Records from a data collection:
· · ·
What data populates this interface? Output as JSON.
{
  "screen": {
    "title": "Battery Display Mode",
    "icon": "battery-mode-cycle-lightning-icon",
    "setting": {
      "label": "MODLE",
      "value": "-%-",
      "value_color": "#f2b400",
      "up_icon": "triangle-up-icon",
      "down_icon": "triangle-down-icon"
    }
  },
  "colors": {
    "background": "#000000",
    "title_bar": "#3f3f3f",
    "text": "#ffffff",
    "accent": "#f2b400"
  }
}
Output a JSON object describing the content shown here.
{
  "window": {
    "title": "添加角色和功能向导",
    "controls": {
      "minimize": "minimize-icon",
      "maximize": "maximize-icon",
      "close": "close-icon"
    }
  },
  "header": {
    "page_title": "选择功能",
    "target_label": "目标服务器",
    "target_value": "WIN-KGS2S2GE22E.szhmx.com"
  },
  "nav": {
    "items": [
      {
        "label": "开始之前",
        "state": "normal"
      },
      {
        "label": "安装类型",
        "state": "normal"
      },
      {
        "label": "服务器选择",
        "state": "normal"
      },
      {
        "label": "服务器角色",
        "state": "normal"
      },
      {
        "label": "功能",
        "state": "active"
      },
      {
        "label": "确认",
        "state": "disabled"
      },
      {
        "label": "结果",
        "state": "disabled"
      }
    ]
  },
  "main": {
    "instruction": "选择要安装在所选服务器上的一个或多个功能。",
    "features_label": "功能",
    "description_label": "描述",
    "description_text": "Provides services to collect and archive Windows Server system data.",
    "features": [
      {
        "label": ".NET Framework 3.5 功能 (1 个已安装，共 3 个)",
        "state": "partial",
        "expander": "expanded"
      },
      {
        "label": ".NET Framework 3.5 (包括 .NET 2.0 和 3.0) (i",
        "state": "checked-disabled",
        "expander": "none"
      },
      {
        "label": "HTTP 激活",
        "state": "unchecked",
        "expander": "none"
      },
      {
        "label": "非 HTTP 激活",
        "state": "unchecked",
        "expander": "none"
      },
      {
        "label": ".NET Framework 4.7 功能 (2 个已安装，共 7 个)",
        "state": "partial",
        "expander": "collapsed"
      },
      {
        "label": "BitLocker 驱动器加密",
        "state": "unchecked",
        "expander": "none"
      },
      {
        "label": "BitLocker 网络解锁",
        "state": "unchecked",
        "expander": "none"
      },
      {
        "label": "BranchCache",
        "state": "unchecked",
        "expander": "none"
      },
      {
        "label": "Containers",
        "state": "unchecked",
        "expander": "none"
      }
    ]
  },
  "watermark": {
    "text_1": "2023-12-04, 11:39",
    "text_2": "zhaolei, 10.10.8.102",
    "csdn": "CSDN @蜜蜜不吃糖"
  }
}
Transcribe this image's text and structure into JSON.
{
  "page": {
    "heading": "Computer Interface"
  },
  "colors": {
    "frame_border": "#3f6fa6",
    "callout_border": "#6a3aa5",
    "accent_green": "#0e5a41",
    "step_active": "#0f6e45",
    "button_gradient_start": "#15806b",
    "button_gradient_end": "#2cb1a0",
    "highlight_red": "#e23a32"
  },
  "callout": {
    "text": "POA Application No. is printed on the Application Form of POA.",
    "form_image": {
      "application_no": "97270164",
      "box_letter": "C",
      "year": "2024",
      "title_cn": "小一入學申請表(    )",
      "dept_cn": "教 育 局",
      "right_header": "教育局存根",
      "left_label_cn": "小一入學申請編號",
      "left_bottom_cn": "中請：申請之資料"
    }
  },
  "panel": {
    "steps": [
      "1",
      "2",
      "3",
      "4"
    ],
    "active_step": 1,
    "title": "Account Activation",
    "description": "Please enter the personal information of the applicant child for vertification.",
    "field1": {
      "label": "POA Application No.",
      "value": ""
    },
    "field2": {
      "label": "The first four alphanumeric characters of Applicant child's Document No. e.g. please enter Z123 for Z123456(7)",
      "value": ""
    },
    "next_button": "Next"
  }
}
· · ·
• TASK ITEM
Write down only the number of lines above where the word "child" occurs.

• EXERCISE ANSWER
2